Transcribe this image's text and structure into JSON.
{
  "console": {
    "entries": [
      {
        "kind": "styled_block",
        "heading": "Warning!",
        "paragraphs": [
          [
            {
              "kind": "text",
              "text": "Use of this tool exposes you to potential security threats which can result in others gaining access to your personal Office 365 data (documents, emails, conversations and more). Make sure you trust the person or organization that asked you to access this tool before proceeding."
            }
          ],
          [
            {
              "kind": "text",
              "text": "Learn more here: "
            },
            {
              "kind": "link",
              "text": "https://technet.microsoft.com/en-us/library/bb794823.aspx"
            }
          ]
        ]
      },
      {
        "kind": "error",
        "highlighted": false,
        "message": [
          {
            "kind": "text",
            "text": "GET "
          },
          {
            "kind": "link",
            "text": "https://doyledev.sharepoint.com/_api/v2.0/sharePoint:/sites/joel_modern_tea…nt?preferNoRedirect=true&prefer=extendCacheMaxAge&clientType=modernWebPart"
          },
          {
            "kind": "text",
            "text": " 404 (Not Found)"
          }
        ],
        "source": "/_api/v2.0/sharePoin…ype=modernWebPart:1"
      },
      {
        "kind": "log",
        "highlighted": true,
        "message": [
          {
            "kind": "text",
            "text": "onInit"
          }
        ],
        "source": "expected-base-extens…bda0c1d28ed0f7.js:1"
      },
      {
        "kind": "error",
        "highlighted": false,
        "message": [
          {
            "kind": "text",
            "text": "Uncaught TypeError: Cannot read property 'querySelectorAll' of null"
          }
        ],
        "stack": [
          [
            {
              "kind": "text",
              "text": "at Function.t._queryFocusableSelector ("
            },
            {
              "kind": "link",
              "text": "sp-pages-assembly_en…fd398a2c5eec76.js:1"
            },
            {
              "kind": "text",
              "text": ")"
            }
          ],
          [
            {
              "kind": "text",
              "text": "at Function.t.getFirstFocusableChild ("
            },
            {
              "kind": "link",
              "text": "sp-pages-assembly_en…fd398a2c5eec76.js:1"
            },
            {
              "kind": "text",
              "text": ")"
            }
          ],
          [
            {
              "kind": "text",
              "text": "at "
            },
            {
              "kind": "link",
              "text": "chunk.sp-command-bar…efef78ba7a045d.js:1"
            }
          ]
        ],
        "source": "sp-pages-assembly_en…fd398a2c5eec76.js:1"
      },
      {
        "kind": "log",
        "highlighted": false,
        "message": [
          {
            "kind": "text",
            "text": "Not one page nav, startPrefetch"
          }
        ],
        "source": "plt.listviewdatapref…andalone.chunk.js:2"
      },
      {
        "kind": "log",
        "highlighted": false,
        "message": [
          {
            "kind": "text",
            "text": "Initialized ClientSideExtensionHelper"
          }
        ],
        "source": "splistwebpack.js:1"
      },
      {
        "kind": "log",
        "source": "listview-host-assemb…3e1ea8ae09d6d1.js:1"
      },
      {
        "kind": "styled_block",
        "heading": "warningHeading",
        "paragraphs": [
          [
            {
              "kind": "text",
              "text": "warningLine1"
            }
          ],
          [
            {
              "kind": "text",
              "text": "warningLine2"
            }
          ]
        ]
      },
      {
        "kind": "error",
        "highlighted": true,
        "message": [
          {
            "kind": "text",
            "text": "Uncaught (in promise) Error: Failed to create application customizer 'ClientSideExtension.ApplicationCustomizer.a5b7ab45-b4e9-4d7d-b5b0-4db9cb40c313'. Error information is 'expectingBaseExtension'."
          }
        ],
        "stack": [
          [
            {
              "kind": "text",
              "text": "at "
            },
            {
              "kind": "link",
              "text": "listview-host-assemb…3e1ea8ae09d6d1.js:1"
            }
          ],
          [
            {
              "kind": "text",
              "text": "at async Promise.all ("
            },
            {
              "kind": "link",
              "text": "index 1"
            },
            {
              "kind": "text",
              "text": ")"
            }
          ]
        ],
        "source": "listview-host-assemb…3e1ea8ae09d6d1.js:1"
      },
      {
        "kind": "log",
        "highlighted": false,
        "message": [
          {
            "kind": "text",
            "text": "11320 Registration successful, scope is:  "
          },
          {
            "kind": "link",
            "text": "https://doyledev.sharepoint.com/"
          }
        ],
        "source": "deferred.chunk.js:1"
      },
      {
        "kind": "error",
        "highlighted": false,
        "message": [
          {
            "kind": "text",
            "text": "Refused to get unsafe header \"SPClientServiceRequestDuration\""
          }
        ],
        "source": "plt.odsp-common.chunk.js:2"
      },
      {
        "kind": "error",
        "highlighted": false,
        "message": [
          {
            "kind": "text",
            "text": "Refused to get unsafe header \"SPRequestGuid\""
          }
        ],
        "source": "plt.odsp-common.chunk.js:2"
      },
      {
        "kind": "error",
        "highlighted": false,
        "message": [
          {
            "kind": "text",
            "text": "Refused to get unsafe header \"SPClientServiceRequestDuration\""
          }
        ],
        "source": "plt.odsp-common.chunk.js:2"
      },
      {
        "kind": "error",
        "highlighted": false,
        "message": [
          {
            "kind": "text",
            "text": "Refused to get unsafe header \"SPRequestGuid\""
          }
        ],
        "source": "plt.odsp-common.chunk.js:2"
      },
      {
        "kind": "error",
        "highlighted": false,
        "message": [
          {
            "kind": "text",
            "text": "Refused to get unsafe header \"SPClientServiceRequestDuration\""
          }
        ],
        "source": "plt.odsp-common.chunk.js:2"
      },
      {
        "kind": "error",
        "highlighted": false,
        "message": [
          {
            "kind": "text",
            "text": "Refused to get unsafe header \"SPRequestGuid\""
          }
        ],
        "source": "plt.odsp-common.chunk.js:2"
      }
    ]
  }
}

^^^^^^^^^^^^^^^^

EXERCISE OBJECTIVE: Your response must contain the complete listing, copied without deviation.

PROBLEM SOLUTION:
Transcribe this image's text and structure into JSON.
{
  "console": {
    "entries": [
      {
        "kind": "styled_block",
        "heading": "Warning!",
        "paragraphs": [
          [
            {
              "kind": "text",
              "text": "Use of this tool exposes you to potential security threats which can result in others gaining access to your personal Office 365 data (documents, emails, conversations and more). Make sure you trust the person or organization that asked you to access this tool before proceeding."
            }
          ],
          [
            {
              "kind": "text",
              "text": "Learn more here: "
            },
            {
              "kind": "link",
              "text": "https://technet.microsoft.com/en-us/library/bb794823.aspx"
            }
          ]
        ]
      },
      {
        "kind": "error",
        "highlighted": false,
        "message": [
          {
            "kind": "text",
            "text": "GET "
          },
          {
            "kind": "link",
            "text": "https://doyledev.sharepoint.com/_api/v2.0/sharePoint:/sites/joel_modern_tea…nt?preferNoRedirect=true&prefer=extendCacheMaxAge&clientType=modernWebPart"
          },
          {
            "kind": "text",
            "text": " 404 (Not Found)"
          }
        ],
        "source": "/_api/v2.0/sharePoin…ype=modernWebPart:1"
      },
      {
        "kind": "log",
        "highlighted": true,
        "message": [
          {
            "kind": "text",
            "text": "onInit"
          }
        ],
        "source": "expected-base-extens…bda0c1d28ed0f7.js:1"
      },
      {
        "kind": "error",
        "highlighted": false,
        "message": [
          {
            "kind": "text",
            "text": "Uncaught TypeError: Cannot read property 'querySelectorAll' of null"
          }
        ],
        "stack": [
          [
            {
              "kind": "text",
              "text": "at Function.t._queryFocusableSelector ("
            },
            {
              "kind": "link",
              "text": "sp-pages-assembly_en…fd398a2c5eec76.js:1"
            },
            {
              "kind": "text",
              "text": ")"
            }
          ],
          [
            {
              "kind": "text",
              "text": "at Function.t.getFirstFocusableChild ("
            },
            {
              "kind": "link",
              "text": "sp-pages-assembly_en…fd398a2c5eec76.js:1"
            },
            {
              "kind": "text",
              "text": ")"
            }
          ],
          [
            {
              "kind": "text",
              "text": "at "
            },
            {
              "kind": "link",
              "text": "chunk.sp-command-bar…efef78ba7a045d.js:1"
            }
          ]
        ],
        "source": "sp-pages-assembly_en…fd398a2c5eec76.js:1"
      },
      {
        "kind": "log",
        "highlighted": false,
        "message": [
          {
            "kind": "text",
            "text": "Not one page nav, startPrefetch"
          }
        ],
        "source": "plt.listviewdatapref…andalone.chunk.js:2"
      },
      {
        "kind": "log",
        "highlighted": false,
        "message": [
          {
            "kind": "text",
            "text": "Initialized ClientSideExtensionHelper"
          }
        ],
        "source": "splistwebpack.js:1"
      },
      {
        "kind": "log",
        "source": "listview-host-assemb…3e1ea8ae09d6d1.js:1"
      },
      {
        "kind": "styled_block",
        "heading": "warningHeading",
        "paragraphs": [
          [
            {
              "kind": "text",
              "text": "warningLine1"
            }
          ],
          [
            {
              "kind": "text",
              "text": "warningLine2"
            }
          ]
        ]
      },
      {
        "kind": "error",
        "highlighted": true,
        "message": [
          {
            "kind": "text",
            "text": "Uncaught (in promise) Error: Failed to create application customizer 'ClientSideExtension.ApplicationCustomizer.a5b7ab45-b4e9-4d7d-b5b0-4db9cb40c313'. Error information is 'expectingBaseExtension'."
          }
        ],
        "stack": [
          [
            {
              "kind": "text",
              "text": "at "
            },
            {
              "kind": "link",
              "text": "listview-host-assemb…3e1ea8ae09d6d1.js:1"
            }
          ],
          [
            {
              "kind": "text",
              "text": "at async Promise.all ("
            },
            {
              "kind": "link",
              "text": "index 1"
            },
            {
              "kind": "text",
              "text": ")"
            }
          ]
        ],
        "source": "listview-host-assemb…3e1ea8ae09d6d1.js:1"
      },
      {
        "kind": "log",
        "highlighted": false,
        "message": [
          {
            "kind": "text",
            "text": "11320 Registration successful, scope is:  "
          },
          {
            "kind": "link",
            "text": "https://doyledev.sharepoint.com/"
          }
        ],
        "source": "deferred.chunk.js:1"
      },
      {
        "kind": "error",
        "highlighted": false,
        "message": [
          {
            "kind": "text",
            "text": "Refused to get unsafe header \"SPClientServiceRequestDuration\""
          }
        ],
        "source": "plt.odsp-common.chunk.js:2"
      },
      {
        "kind": "error",
        "highlighted": false,
        "message": [
          {
            "kind": "text",
            "text": "Refused to get unsafe header \"SPRequestGuid\""
          }
        ],
        "source": "plt.odsp-common.chunk.js:2"
      },
      {
        "kind": "error",
        "highlighted": false,
        "message": [
          {
            "kind": "text",
            "text": "Refused to get unsafe header \"SPClientServiceRequestDuration\""
          }
        ],
        "source": "plt.odsp-common.chunk.js:2"
      },
      {
        "kind": "error",
        "highlighted": false,
        "message": [
          {
            "kind": "text",
            "text": "Refused to get unsafe header \"SPRequestGuid\""
          }
        ],
        "source": "plt.odsp-common.chunk.js:2"
      },
      {
        "kind": "error",
        "highlighted": false,
        "message": [
          {
            "kind": "text",
            "text": "Refused to get unsafe header \"SPClientServiceRequestDuration\""
          }
        ],
        "source": "plt.odsp-common.chunk.js:2"
      },
      {
        "kind": "error",
        "highlighted": false,
        "message": [
          {
            "kind": "text",
            "text": "Refused to get unsafe header \"SPRequestGuid\""
          }
        ],
        "source": "plt.odsp-common.chunk.js:2"
      }
    ]
  }
}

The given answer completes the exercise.